Marilyn and Larry Fields Curator: Naomi Beckwith
Madeleine Grynsztejn, Pritzker Director of the Museum of Contemporary Art (MCA) Chicago, has announced a $2 million gift from Marilyn and Larry Fields to endow the MCA Curator position currently held by Naomi Beckwith. In recognition of this significant gift, the MCA has established the "Marilyn and Larry Fields Curator" endowment, naming this curator's position.
"This tremendous gift is a tribute to the Fields and their extraordinary support for the MCA and their long demonstrated passion for curators and their work," said King Harris, Chair of the MCA Board of Trustees.
"What is most rewarding about this position being named by Marilyn and Larry Fields is that they both have had a significant history of supporting curatorial work," said Madeleine Grynsztejn. "Even prior to Larry's tenure as an MCA Trustee, he and Marilyn invested in our collection and in the work of our curators who are our thought leaders and creative engines of the museum. We are very honored by this generous gift from the Fields."
MCA Trustee Larry Fields said, "We are delighted to be able to make this gift to the MCA. It is very fitting that the first Marilyn and Larry Fields Curator is Naomi Beckwith, an incredibly intelligent and talented curator who is just beginning her career at the MCA, but has already shown remarkable scholarship as a curator who is energizing the museum."
"I am thrilled and grateful to Marilyn and Larry for their early and ongoing support, and for this gift, said Naomi Beckwith. "It's an amazing validation of the work that I do on a daily basis while also making an investment in the MCA's future programming. I'm so proud to carry their name into the art world."
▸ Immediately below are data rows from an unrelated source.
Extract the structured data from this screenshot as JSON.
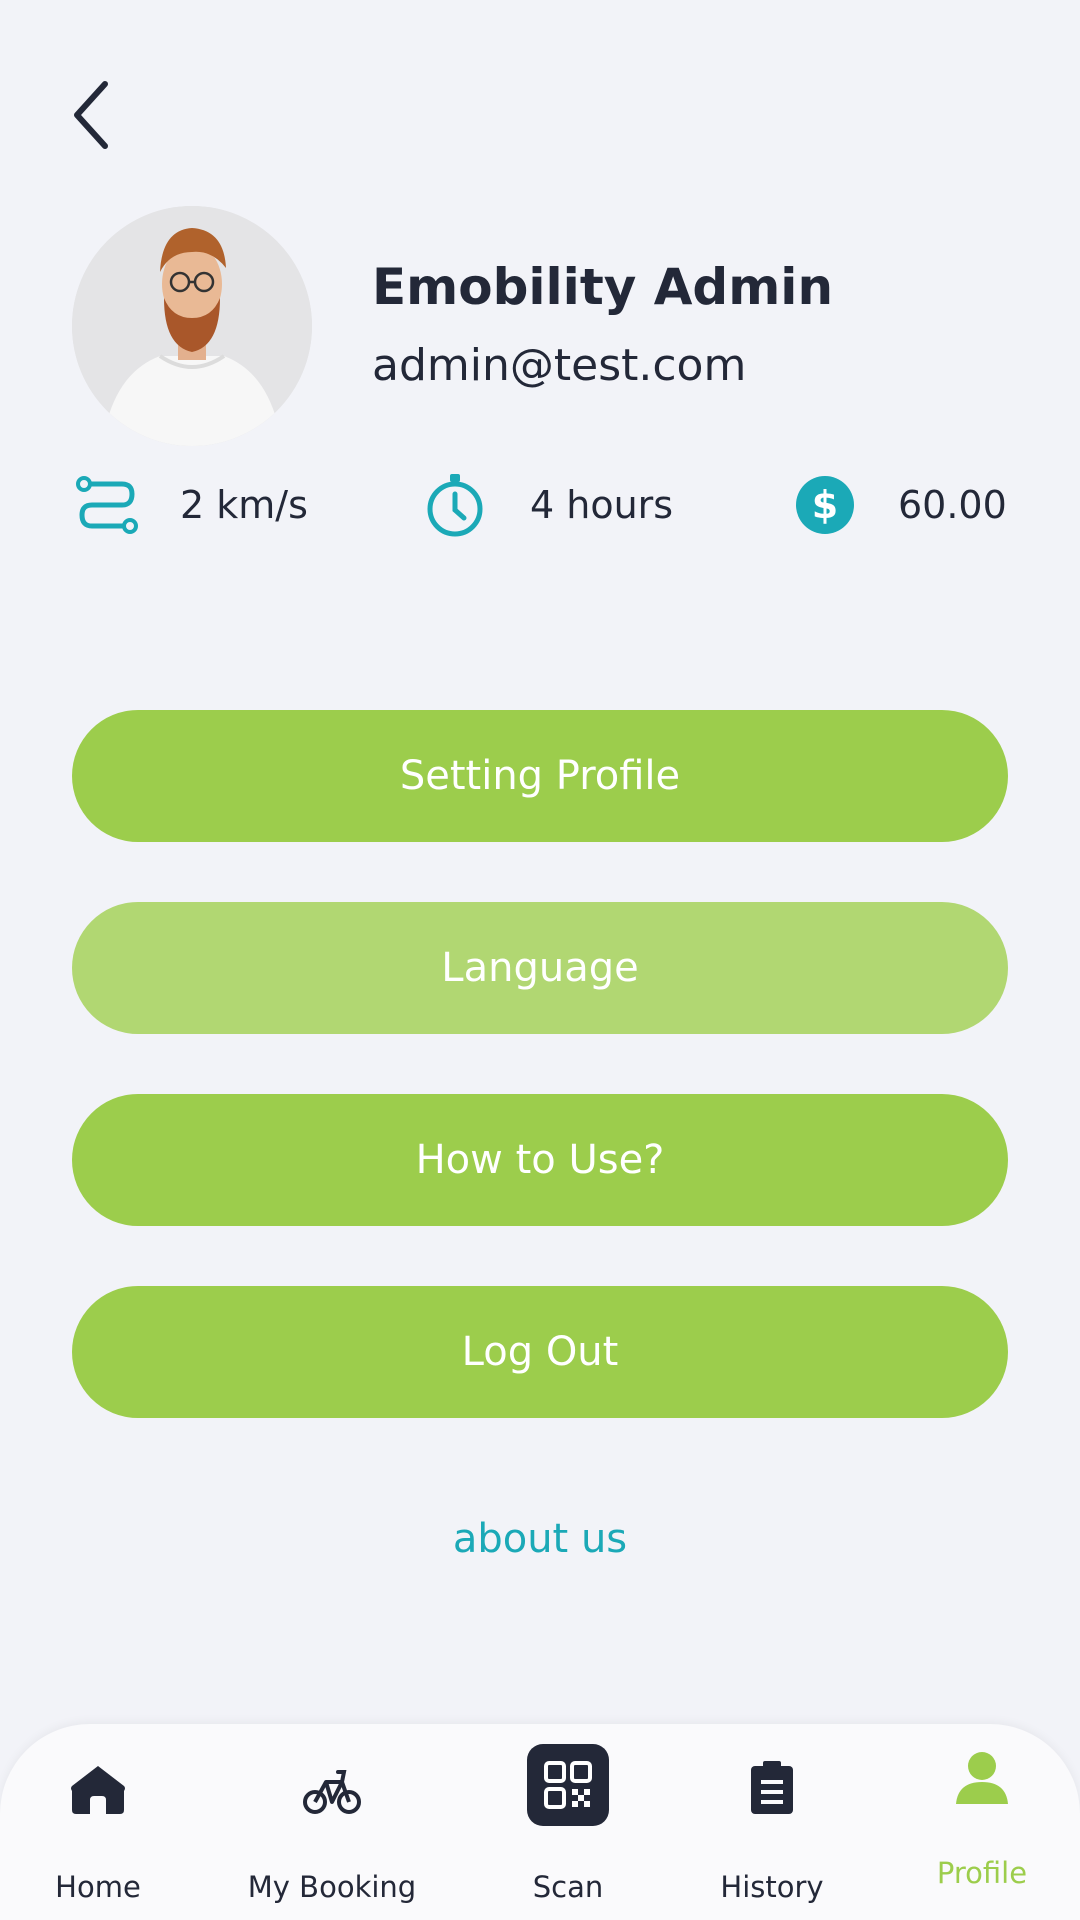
{
  "user": {
    "name": "Emobility Admin",
    "email": "admin@test.com"
  },
  "stats": {
    "distance": "2 km/s",
    "time": "4 hours",
    "balance": "60.00"
  },
  "menu": {
    "setting_profile": "Setting Profile",
    "language": "Language",
    "how_to_use": "How to Use?",
    "log_out": "Log Out"
  },
  "about_link": "about us",
  "nav": {
    "home": "Home",
    "my_booking": "My Booking",
    "scan": "Scan",
    "history": "History",
    "profile": "Profile",
    "active": "profile"
  },
  "colors": {
    "primary_green": "#9ccd4c",
    "light_green": "#b1d772",
    "teal": "#1ba9b7",
    "dark": "#232838",
    "background": "#f2f3f8"
  }
}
Marilyn and Larry Fields are avid and knowledgeable art collectors who are very supportive of the MCA and Chicago's art community, as well as the national and international art world. At the MCA they've supported numerous exhibitions, most recently Phantom Limb: Approaches to Painting Today, Rashid Johnson: Message to Our Folks, and This Will Have Been: Art, Love & Politics in the 1980s. The Fields have also given numerous significant works to the collection, including Alec Soth's Charles(from Along the Mississippi series), (2004) and Daniel, Niagara Falls, Ontario (2004); Jennifer Allora and Guillermo Calzadilla's Ruin (2005); Thomas Ruff's zycles 3065 (2008); Rivane Neuenschwander'sFound Calendar (2002); Trisha Donnelly's Untitled (Leopard) (2005); Paul Pfeiffer's Study for the Morning After the Deluge (2001) and Memento Mori (2004); Eve Sussman's The Rape of the Sabine Women (2006); Yang Fudong's City Light (2003), and Leslie Hewitt's Untitled (2007) in honor of Naomi Beckwith.
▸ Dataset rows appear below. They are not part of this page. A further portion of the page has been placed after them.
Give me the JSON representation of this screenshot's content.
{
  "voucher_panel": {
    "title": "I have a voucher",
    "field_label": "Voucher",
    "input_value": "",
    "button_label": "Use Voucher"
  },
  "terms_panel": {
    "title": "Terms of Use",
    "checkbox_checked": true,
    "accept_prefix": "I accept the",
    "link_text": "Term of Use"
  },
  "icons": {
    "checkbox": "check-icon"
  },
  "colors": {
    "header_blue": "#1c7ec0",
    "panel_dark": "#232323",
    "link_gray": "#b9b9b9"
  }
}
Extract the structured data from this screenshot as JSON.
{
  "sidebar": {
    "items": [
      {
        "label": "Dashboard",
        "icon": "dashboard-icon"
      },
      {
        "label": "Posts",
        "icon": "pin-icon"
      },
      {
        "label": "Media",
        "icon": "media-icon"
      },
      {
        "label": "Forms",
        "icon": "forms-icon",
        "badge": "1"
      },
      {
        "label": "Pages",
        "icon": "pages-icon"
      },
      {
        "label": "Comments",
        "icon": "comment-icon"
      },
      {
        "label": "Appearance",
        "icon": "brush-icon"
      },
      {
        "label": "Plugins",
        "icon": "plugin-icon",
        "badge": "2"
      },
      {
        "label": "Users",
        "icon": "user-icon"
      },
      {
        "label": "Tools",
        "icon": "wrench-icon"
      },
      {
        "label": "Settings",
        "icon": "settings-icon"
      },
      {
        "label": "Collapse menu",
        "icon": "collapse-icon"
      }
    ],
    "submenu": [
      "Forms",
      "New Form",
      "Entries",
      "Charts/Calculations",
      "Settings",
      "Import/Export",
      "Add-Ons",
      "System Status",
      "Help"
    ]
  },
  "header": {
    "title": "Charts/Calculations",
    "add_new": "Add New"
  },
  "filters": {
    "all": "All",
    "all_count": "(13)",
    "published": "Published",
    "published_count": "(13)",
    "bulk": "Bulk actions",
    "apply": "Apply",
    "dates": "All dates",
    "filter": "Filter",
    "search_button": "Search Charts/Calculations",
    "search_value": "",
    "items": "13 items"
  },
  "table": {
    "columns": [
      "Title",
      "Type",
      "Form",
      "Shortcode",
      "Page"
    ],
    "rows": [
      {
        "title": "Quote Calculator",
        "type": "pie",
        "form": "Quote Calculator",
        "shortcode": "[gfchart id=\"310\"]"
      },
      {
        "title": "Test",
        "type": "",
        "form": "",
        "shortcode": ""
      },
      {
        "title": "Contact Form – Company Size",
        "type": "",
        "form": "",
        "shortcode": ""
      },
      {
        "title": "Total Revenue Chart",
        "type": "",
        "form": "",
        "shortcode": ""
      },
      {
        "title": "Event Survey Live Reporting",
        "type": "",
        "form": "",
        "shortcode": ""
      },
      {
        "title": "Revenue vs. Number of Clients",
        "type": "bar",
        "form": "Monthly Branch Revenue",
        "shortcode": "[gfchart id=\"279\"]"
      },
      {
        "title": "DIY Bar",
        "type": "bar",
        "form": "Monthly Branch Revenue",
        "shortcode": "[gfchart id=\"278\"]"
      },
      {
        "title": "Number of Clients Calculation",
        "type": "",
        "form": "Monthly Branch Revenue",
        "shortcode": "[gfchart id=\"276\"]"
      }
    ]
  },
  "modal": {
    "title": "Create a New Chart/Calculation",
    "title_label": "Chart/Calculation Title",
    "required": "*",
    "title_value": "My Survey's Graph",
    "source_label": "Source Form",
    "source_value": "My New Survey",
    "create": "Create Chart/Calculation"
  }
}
Larry Fields has been a member of the MCA Board of Trustees since 2005 and serves on the Executive and Collection Committees. Marilyn has been involved with the MCA Chicago since 1999 when she became a member of the Woman's Board. She served as President of the Woman's Board from 2004-07, during which she spearheaded the Family Education Initiative that engages volunteers in the MCA's family education programs. She most recently co-chaired Vernissage, the MCA benefit that kicked off the EXPO Chicago art fair.